Thankfully, with a little bit of knowledge about your input data and your cluster, you can determine a value for this setting that will keep your jobs running along happily.

Just FYI before we get started... everything I'm talking about in this post has been tested with Hadoop 2.6.0 and the mapreduce framework. If you go to apply it to other versions (especially the old mapred framework), your mileage may vary.

The Problem

Non-optimal configurations for the maximum split size can cause problems in (at least) two ways. First, memory errors. In a Hadoop job, the actual input splits are calculated by the Hadoop client, which runs on the Master node. By default, this client gets 1GB of RAM. If you've got a large enough collection of files, this client can actually run out of RAM simply trying to keep track of all your file locations and assign them to splits, resulting in errors like "java.lang.OutOfMemoryError: GC overhead limit exceeded." Of course, you can adjust "HADOOP_HEAPSIZE" to give the client more RAM, but this only goes so far - eventually you're limited by the amount of RAM in the master node.

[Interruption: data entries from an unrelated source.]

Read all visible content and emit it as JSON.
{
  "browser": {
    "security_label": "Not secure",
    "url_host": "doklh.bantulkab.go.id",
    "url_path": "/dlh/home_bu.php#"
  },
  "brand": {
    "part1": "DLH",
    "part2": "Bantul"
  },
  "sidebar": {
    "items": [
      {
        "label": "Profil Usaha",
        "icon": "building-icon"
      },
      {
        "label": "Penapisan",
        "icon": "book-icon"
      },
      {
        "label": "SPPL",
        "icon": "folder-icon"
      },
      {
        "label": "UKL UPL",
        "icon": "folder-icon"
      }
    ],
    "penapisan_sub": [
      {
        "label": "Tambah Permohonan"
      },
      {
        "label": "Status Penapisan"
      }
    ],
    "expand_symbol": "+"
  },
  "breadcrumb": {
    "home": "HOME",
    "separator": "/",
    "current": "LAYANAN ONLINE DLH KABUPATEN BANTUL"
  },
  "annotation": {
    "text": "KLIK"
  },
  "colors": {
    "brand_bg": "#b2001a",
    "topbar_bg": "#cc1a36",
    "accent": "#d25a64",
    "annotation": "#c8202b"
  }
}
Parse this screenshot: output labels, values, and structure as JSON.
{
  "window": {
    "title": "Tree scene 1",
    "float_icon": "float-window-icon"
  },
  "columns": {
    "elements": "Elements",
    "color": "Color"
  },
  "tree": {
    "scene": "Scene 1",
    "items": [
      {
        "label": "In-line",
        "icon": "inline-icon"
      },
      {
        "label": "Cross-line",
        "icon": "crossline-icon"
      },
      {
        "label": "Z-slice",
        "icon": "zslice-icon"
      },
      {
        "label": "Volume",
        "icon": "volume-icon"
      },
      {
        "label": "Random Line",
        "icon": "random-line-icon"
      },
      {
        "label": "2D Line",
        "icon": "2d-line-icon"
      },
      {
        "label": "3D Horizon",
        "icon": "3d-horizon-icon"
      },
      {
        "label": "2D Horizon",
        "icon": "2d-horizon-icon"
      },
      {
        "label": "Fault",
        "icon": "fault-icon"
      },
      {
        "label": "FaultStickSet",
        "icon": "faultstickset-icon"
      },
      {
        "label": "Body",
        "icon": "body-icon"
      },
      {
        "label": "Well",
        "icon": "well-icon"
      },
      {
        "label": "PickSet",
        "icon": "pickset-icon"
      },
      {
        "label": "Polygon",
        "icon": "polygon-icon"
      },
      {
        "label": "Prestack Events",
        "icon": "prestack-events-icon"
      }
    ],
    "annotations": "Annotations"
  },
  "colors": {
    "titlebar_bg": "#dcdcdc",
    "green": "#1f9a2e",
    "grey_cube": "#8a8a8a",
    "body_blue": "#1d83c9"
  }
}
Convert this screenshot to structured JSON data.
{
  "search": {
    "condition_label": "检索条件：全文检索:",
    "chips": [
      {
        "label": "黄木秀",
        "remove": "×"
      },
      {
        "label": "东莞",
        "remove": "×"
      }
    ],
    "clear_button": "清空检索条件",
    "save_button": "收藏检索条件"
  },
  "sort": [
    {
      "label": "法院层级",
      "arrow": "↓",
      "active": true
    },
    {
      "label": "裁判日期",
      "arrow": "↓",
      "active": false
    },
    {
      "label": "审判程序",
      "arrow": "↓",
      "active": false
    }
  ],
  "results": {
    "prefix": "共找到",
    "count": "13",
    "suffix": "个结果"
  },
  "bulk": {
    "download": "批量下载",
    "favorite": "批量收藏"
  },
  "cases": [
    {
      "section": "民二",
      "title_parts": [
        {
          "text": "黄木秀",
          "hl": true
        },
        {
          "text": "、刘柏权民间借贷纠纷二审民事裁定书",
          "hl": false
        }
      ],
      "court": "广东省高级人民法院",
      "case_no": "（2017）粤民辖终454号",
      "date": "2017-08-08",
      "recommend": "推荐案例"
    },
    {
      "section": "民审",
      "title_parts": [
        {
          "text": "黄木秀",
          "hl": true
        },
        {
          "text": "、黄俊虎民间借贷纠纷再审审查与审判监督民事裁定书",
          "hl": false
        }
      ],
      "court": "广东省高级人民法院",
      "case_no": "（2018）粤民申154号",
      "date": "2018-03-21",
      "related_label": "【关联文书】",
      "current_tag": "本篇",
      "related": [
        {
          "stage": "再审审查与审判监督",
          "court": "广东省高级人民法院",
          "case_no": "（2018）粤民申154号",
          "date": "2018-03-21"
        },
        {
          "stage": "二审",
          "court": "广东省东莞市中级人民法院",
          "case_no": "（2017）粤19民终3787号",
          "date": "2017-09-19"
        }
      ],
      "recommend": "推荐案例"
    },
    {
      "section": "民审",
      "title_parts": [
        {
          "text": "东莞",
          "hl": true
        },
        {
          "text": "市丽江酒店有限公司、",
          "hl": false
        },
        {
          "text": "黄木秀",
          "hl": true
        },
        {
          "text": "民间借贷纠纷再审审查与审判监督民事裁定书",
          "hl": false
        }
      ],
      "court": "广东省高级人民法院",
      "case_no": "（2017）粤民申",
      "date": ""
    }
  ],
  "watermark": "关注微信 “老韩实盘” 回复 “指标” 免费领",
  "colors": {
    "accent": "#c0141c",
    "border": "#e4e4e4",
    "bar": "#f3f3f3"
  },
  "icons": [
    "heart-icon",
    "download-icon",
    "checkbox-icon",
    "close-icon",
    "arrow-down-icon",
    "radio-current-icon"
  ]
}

The second problem is that poor configurations may result in a non-optimal number of splits being created. For example, if a maximum input split size isn't specified at all, Hadoop will combine all files in a rack into a single split. That's unlikely to be the optimum configuration, especially if your job is CPU intensive.

The Solution

The really simple solution here is simply to say "set your maximum input split size." This is easy enough to do... simply add something like this to your job's Main method:

Of course, the real key is picking the value to use for the maximum size (which is expressed in bytes). But this isn't all that hard either. Essentially, you're simply going to need to optimize two different things.

First, you want to set your max split size small enough that you don't cause your Hadoop client to run out of RAM by keeping track of too many files at the same time. In my (limited) experience, the Hadoop client can reliably handle somewhere around 80,000 files under its default RAM limit of 1 GB. You should experiment a bit, as this might depend on the length of your file names, the configuration of your cluster, etc. But we'll stick with 80,000 for the purposes of illustration.

Essentially, you want to set a max split size that will result in splits being created from a maximum of 80,000 files at a time. This requires some simple math - the maximum split size you'd want to use is your average file size times 80,000. So, if your average file is 1.6 KB, you can set a max split size of 128 MB. Easy.

The second requirement is that you should set a split size small enough to match whatever you've decided is your target number of mappers (e.g., the number of CPU cores in your cluster). For this, you'll need to know (at least roughly) the total size of your files. The max split size you want is the total size of your files divided by your target number of mappers. So, if you have 4 gigs of files and you want to have at least 16 mappers, you'll need a max split size of 256 MB. Again, easy.

Of course, these calculations are very likely to produce two very different numbers. Simply take the smaller of the two, and you're good to go.

Conclusion

That's it! Please leave a comment if this has been helpful, or if you notice something that's out of place. I appreciate the feedback!

Leave a Reply

Your email address will not be published. Required fields are marked *